◆ Data to use

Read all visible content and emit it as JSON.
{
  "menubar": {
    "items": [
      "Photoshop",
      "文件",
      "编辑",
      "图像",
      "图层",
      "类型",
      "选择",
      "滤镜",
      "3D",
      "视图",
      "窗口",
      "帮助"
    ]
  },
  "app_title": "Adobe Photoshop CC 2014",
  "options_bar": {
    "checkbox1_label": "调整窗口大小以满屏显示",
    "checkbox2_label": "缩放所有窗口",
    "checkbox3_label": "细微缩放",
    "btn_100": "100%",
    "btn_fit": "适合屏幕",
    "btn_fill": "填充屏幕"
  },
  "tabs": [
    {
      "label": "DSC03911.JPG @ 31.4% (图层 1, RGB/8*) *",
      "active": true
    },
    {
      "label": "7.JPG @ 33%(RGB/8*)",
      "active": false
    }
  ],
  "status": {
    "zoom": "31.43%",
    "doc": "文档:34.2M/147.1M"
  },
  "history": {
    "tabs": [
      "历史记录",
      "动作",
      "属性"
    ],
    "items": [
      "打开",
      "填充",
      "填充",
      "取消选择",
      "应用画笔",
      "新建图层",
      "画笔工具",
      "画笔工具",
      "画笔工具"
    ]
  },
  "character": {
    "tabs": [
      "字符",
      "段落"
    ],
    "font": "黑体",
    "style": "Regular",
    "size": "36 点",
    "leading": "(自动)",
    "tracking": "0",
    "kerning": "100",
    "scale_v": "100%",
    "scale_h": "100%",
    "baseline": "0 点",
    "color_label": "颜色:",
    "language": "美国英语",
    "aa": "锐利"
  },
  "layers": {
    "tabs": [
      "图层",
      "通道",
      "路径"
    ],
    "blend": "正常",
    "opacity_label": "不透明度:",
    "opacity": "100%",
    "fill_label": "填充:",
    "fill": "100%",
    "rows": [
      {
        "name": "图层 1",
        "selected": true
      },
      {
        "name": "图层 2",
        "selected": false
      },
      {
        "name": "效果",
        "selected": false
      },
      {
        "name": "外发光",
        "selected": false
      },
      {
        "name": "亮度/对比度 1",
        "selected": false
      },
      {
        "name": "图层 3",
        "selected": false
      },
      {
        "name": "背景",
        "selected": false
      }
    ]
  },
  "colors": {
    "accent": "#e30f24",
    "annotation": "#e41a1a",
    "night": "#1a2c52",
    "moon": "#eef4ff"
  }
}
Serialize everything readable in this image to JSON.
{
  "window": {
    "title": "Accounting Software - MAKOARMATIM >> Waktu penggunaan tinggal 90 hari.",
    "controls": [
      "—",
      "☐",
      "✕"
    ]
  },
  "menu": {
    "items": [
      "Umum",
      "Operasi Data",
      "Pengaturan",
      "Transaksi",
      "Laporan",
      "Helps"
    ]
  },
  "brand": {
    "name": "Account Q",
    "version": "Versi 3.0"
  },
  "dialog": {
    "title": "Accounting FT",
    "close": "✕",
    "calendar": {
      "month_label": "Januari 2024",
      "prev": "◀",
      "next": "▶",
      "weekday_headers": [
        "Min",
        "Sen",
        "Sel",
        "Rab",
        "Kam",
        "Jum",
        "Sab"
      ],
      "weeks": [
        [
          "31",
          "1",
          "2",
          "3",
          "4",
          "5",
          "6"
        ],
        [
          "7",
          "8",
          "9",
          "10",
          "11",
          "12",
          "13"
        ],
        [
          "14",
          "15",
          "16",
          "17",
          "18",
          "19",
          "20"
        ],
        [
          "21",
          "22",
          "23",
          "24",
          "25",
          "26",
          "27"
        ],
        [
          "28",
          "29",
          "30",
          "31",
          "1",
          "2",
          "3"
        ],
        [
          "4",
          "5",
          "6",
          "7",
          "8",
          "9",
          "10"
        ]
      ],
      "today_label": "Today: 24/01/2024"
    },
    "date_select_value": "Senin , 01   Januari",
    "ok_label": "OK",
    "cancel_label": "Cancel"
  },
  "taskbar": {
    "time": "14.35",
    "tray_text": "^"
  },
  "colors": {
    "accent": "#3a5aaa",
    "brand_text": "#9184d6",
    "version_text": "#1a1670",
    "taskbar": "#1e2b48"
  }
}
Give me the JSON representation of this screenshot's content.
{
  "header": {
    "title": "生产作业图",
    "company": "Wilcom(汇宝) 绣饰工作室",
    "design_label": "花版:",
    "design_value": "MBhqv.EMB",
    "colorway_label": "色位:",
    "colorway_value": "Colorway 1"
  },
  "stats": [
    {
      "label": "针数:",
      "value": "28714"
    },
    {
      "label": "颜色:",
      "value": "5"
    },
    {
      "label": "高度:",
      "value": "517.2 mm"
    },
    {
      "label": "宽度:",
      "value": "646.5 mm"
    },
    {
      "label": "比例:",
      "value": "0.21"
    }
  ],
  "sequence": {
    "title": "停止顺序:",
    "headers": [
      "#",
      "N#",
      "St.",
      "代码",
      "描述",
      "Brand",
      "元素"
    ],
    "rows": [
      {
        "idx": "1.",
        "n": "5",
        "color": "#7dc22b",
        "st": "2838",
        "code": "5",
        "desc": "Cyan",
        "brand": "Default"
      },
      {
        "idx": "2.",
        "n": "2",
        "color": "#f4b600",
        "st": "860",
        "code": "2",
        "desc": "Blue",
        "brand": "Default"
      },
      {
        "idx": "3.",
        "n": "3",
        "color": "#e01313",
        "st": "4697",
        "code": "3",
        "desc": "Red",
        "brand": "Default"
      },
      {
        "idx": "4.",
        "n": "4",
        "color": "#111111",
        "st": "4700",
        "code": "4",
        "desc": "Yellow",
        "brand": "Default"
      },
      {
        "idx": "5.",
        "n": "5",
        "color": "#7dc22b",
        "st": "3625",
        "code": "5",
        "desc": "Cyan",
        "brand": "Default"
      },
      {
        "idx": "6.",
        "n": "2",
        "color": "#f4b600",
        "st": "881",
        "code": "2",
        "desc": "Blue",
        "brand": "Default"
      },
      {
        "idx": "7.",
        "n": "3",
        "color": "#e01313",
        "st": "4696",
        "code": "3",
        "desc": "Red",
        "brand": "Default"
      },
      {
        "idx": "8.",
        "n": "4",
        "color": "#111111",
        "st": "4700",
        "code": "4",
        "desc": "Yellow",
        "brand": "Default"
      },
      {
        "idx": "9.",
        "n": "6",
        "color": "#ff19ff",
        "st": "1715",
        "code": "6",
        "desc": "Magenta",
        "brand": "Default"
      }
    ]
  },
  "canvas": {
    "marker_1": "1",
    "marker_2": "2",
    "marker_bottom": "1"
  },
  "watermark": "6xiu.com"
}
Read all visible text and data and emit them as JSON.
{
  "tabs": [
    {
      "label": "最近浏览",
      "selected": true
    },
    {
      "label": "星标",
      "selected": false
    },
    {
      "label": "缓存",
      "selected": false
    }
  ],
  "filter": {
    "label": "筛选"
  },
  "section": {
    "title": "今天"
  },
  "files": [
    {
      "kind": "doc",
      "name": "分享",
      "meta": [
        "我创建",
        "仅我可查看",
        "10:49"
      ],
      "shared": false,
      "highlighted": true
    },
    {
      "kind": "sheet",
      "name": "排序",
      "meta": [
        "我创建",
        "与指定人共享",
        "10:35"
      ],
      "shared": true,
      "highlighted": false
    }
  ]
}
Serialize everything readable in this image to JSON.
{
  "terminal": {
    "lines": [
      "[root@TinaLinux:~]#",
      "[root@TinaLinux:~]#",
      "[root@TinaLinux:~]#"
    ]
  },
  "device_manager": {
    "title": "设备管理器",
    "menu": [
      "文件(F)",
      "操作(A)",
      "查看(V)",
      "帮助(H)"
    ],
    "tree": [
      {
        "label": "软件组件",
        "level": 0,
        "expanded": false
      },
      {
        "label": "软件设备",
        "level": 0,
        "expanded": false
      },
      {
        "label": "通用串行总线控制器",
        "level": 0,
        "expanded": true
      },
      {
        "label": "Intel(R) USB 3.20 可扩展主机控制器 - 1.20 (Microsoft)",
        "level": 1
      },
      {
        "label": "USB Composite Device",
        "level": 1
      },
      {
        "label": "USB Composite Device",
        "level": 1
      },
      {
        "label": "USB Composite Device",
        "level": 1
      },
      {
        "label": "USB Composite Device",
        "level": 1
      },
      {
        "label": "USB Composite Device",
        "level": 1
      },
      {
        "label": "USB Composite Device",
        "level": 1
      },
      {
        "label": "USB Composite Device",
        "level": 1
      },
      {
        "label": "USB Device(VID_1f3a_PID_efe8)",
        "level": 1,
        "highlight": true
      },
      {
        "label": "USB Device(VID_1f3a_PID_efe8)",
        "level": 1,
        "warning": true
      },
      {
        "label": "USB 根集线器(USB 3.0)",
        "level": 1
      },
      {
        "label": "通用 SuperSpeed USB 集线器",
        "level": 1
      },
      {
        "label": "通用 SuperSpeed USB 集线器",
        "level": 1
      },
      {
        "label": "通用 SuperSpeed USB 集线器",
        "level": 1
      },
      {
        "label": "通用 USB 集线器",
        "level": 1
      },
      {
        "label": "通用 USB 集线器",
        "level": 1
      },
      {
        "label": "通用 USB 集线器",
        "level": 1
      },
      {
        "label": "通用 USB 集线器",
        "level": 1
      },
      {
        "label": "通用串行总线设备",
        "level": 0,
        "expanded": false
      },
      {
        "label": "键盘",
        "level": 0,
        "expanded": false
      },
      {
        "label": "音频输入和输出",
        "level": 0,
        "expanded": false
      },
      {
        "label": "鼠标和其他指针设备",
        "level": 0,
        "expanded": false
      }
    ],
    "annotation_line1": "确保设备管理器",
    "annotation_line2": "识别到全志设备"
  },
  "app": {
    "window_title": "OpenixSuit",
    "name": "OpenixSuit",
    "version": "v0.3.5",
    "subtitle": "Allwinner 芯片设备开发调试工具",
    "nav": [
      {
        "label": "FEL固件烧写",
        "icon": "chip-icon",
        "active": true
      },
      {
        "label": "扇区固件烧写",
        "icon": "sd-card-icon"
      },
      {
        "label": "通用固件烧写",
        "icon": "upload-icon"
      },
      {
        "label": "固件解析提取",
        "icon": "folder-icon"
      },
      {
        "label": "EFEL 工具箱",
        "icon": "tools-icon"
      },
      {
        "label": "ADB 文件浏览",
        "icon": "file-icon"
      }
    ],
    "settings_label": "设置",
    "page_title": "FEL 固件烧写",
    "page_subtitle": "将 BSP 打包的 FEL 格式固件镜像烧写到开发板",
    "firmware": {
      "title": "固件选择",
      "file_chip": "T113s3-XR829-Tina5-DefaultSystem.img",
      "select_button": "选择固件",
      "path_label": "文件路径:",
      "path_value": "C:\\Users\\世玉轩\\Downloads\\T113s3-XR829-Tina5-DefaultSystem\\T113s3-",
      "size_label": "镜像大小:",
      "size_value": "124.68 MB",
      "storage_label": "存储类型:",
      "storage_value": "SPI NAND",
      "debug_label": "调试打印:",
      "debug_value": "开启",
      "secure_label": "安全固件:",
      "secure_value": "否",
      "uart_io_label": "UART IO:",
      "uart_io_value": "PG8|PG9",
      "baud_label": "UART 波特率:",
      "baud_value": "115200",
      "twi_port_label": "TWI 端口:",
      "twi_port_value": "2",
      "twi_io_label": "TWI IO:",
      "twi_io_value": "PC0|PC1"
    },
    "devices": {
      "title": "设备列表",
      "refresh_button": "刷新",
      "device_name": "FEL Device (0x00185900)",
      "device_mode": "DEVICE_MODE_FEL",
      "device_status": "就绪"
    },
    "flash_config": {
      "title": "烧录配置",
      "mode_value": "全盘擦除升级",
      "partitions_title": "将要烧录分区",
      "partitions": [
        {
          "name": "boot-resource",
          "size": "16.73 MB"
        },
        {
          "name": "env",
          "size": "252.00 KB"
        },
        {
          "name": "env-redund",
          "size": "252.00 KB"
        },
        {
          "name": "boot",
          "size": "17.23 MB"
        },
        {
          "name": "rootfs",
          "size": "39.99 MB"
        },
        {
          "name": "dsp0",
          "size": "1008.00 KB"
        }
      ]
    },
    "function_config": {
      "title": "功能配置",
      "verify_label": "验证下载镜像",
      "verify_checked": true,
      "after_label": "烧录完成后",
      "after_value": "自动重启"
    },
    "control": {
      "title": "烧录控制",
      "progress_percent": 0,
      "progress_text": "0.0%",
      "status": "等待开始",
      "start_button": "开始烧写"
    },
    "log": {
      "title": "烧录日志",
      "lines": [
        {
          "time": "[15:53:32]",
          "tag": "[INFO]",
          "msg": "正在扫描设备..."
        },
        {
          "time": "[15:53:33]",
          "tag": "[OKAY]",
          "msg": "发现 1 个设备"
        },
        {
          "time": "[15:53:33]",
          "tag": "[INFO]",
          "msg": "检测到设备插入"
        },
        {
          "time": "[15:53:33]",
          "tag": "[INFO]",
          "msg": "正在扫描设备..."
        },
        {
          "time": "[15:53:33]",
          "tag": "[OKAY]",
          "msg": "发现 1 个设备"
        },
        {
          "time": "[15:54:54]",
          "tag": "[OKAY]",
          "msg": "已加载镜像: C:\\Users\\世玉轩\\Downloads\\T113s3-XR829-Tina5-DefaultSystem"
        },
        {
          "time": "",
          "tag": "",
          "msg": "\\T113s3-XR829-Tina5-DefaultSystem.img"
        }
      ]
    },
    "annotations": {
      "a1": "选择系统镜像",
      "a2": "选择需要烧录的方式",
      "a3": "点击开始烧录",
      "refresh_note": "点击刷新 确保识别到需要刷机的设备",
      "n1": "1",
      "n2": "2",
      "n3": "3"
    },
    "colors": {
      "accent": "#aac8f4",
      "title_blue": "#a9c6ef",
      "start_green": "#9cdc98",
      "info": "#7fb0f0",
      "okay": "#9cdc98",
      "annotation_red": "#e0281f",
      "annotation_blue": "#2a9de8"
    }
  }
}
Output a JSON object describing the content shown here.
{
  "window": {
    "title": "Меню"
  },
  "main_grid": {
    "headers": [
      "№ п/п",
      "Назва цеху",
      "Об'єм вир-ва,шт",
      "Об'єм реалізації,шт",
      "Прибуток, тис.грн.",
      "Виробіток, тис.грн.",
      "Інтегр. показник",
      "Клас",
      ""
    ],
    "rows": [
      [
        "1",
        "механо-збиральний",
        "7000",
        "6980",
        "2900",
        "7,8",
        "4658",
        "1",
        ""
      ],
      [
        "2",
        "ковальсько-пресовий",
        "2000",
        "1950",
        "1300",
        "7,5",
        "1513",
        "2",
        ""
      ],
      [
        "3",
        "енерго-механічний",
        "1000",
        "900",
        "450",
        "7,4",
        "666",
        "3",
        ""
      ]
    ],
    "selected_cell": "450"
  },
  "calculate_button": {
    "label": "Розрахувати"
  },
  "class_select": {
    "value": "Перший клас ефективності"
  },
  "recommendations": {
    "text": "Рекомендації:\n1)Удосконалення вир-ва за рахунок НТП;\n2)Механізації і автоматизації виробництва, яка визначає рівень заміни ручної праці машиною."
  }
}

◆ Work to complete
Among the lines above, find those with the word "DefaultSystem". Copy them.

◆ Result of the task
      "file_chip": "T113s3-XR829-Tina5-DefaultSystem.img",
      "path_value": "C:\\Users\\世玉轩\\Downloads\\T113s3-XR829-Tina5-DefaultSystem\\T113s3-",
          "msg": "已加载镜像: C:\\Users\\世玉轩\\Downloads\\T113s3-XR829-Tina5-DefaultSystem"
          "msg": "\\T113s3-XR829-Tina5-DefaultSystem.img"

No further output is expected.